The current educational system prioritizes grades instead of understanding. Let’s say that there are two students; one is good at cramming but the other is not. During the exam, the first student performs well and secures a good position, while the second student just passes the exam and is promoted to the next class. It is not that the second student is inferior or lacking in ability as compared to the first student, but is equally intelligent and talented. The only difference is that the first student can cram well while the other can not. Maybe the second student can grasp concepts better but cannot write like the first student. But his/her potential remains untapped as everybody in the school, college and home thinks that he/she is just inefficient enough to secure good grades.
It is also not a hidden reality that a great number of students cheat in their online exams these days. Many people blame the online system of education for this, but the reality is quite opposite. The students are well aware of the fact that the only thing that matters are grades, not learning and understanding of the topics taught to them. That is why they are following the easier solution to get grades, i.e. copying others in exams.
“When students cheat on exams, it’s because our school system value grades more than Students value learning”
– Neil DeGrasse Tyson
This whole scenario explains to us that the evaluation system of the current educational system is not as efficient as it should be. When an educational system values grades more than learning, it is giving a shut-up call to a curious mind. When curious minds are left behind, they settle for less for the sake of their survival. That is where the downfall starts. We start losing the utterly curious academics of science. We need to remember that science is all about curiosity. If we have no curious minds in scientific fields to raise questions, we are not going to get any good researchers in the country.
I am not trying to imply that the students who secure good positions in the current educational system are of no use. Rather I am only saying that every student has a different set of abilities. One may be good at memorizing facts and figures and the other may be good at questioning pre-established ideas about nature. Science needs people who question a lot. The one who is not curious enough may be good for some other field, such as Business or Arts.

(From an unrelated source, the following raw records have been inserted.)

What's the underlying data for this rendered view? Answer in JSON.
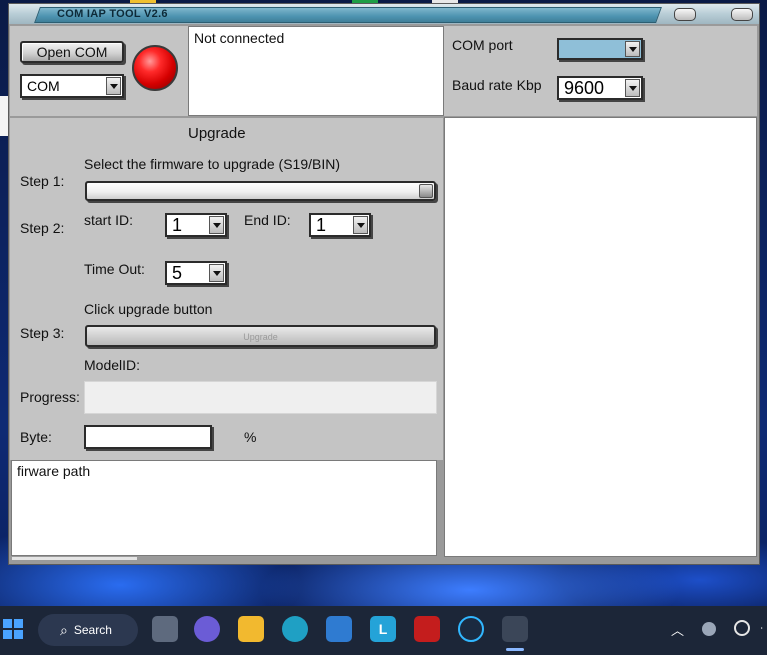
{
  "window": {
    "title": "COM IAP  TOOL V2.6"
  },
  "connection": {
    "open_button": "Open COM",
    "com_select": "COM",
    "status_text": "Not connected",
    "com_port_label": "COM port",
    "com_port_value": "",
    "baud_label": "Baud rate Kbp",
    "baud_value": "9600"
  },
  "upgrade": {
    "heading": "Upgrade",
    "firmware_hint": "Select the firmware  to upgrade (S19/BIN)",
    "step1": "Step 1:",
    "step2": "Step 2:",
    "step3": "Step 3:",
    "start_id_label": "start ID:",
    "start_id_value": "1",
    "end_id_label": "End ID:",
    "end_id_value": "1",
    "timeout_label": "Time Out:",
    "timeout_value": "5",
    "click_upgrade": "Click upgrade button",
    "upgrade_button": "Upgrade",
    "model_id_label": "ModelID:",
    "progress_label": "Progress:",
    "byte_label": "Byte:",
    "byte_value": "",
    "percent": "%",
    "path_text": "firware path"
  },
  "taskbar": {
    "search_label": "Search",
    "app_l_label": "L",
    "colors": {
      "bar": "#1c2638",
      "accent": "#4aa3ff"
    }
  }
}
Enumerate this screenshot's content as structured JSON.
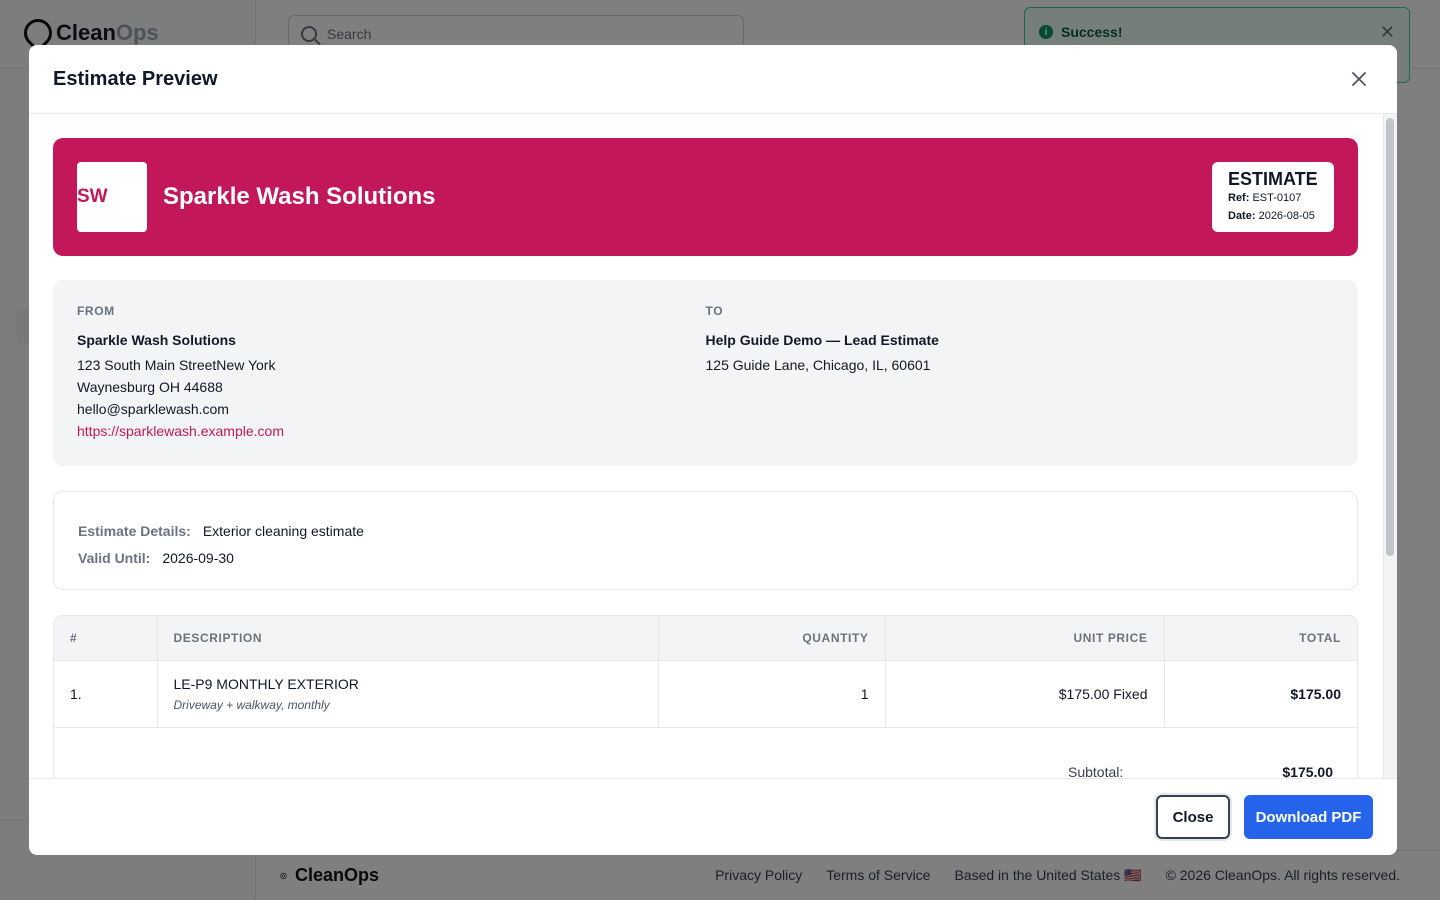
{
  "app": {
    "brand_clean": "Clean",
    "brand_ops": "Ops",
    "search_placeholder": "Search",
    "toast_text": "Success!",
    "footer": {
      "brand": "CleanOps",
      "links": [
        "Privacy Policy",
        "Terms of Service",
        "Based in the United States 🇺🇸",
        "© 2026 CleanOps. All rights reserved."
      ]
    }
  },
  "modal": {
    "title": "Estimate Preview",
    "close_label": "Close",
    "download_label": "Download PDF"
  },
  "estimate": {
    "logo_initials": "SW",
    "company_name": "Sparkle Wash Solutions",
    "doc_title": "ESTIMATE",
    "ref_label": "Ref:",
    "ref_value": "EST-0107",
    "date_label": "Date:",
    "date_value": "2026-08-05",
    "brand_color": "#c2185b",
    "from": {
      "label": "FROM",
      "name": "Sparkle Wash Solutions",
      "address_line1": "123 South Main StreetNew York",
      "address_line2": "Waynesburg OH 44688",
      "email": "hello@sparklewash.com",
      "website": "https://sparklewash.example.com"
    },
    "to": {
      "label": "TO",
      "name": "Help Guide Demo — Lead Estimate",
      "address": "125 Guide Lane, Chicago, IL, 60601"
    },
    "details": {
      "details_label": "Estimate Details:",
      "details_value": "Exterior cleaning estimate",
      "valid_label": "Valid Until:",
      "valid_value": "2026-09-30"
    },
    "table": {
      "headers": [
        "#",
        "DESCRIPTION",
        "QUANTITY",
        "UNIT PRICE",
        "TOTAL"
      ],
      "rows": [
        {
          "num": "1.",
          "description": "LE-P9 MONTHLY EXTERIOR",
          "sub_description": "Driveway + walkway, monthly",
          "quantity": "1",
          "unit_price": "$175.00 Fixed",
          "total": "$175.00"
        }
      ],
      "subtotal_label": "Subtotal:",
      "subtotal_value": "$175.00"
    }
  }
}
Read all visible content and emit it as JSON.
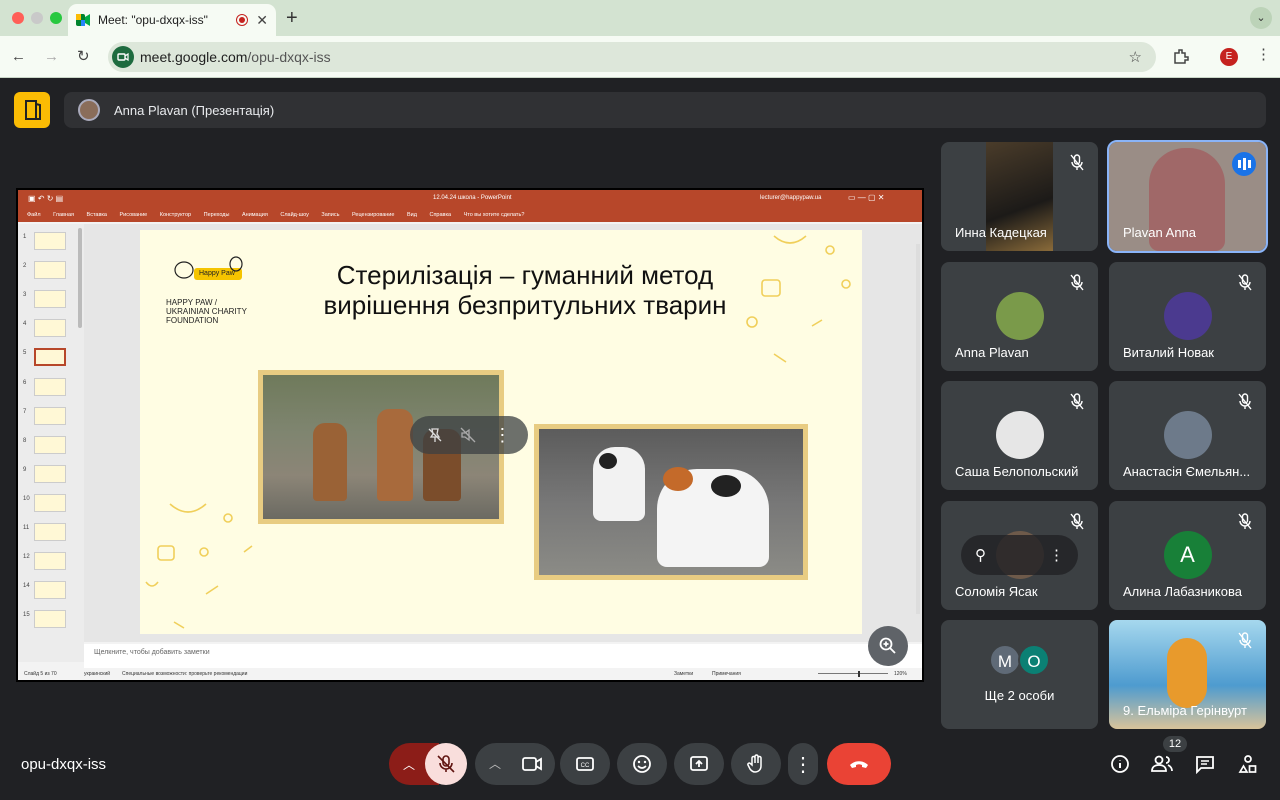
{
  "browser": {
    "tab_title": "Meet: \"opu-dxqx-iss\"",
    "new_tab": "+",
    "url_host": "meet.google.com",
    "url_path": "/opu-dxqx-iss",
    "profile_initial": "E"
  },
  "meet": {
    "presenter_label": "Anna Plavan (Презентація)",
    "meeting_code": "opu-dxqx-iss",
    "participant_count": "12",
    "more_people": {
      "label": "Ще 2 особи",
      "initials": [
        "M",
        "O"
      ]
    }
  },
  "participants": [
    {
      "name": "Инна Кадецкая",
      "muted": true
    },
    {
      "name": "Plavan Anna",
      "muted": false,
      "speaking": true
    },
    {
      "name": "Anna Plavan",
      "muted": true
    },
    {
      "name": "Виталий Новак",
      "muted": true
    },
    {
      "name": "Саша Белопольский",
      "muted": true
    },
    {
      "name": "Анастасія Ємельян...",
      "muted": true
    },
    {
      "name": "Соломія Ясак",
      "muted": true
    },
    {
      "name": "Алина Лабазникова",
      "muted": true,
      "initial": "A"
    },
    {
      "name": "9. Ельміра Герінвурт",
      "muted": true
    }
  ],
  "colors": {
    "accent_blue": "#8ab4f8",
    "end_call_red": "#ea4335",
    "mic_off_bg": "#f9dedc",
    "exit_yellow": "#fbbc04",
    "avatar_green": "#188038"
  },
  "powerpoint": {
    "window_title": "12.04.24 школа  -  PowerPoint",
    "user_email": "lecturer@happypaw.ua",
    "menu": [
      "Файл",
      "Главная",
      "Вставка",
      "Рисование",
      "Конструктор",
      "Переходы",
      "Анимация",
      "Слайд-шоу",
      "Запись",
      "Рецензирование",
      "Вид",
      "Справка"
    ],
    "tell_me": "Что вы хотите сделать?",
    "thumbnail_numbers": [
      "1",
      "2",
      "3",
      "4",
      "5",
      "6",
      "7",
      "8",
      "9",
      "10",
      "11",
      "12",
      "14",
      "15"
    ],
    "notes_placeholder": "Щелкните, чтобы добавить заметки",
    "status_slide": "Слайд 5 из 70",
    "status_language": "украинский",
    "status_accessibility": "Специальные возможности: проверьте рекомендации",
    "status_notes": "Заметки",
    "status_comments": "Примечания",
    "zoom": "120%",
    "slide": {
      "title_line1": "Стерилізація – гуманний метод",
      "title_line2": "вирішення безпритульних тварин",
      "logo_badge": "Happy Paw",
      "org_line1": "HAPPY PAW /",
      "org_line2": "UKRAINIAN CHARITY",
      "org_line3": "FOUNDATION"
    }
  }
}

You may also have noticed that we question more when we are kids. But, as we grow up, we question lesser and lesser. It is so because questioning is always discouraged in our schools and colleges. The only aim of the study is securing grades. You will meet some Physics and Biology teachers in schools, who before teaching The Big Bang Theory and The Theory of Evolution make sure that students do not believe it. They will say things like, “You do not need to believe it”, or, “These theories are absurd and do not make sense at all” without substantiating their argument. When you make students believe that these theories are not worth pondering, how can you expect them to become good scientists in the future?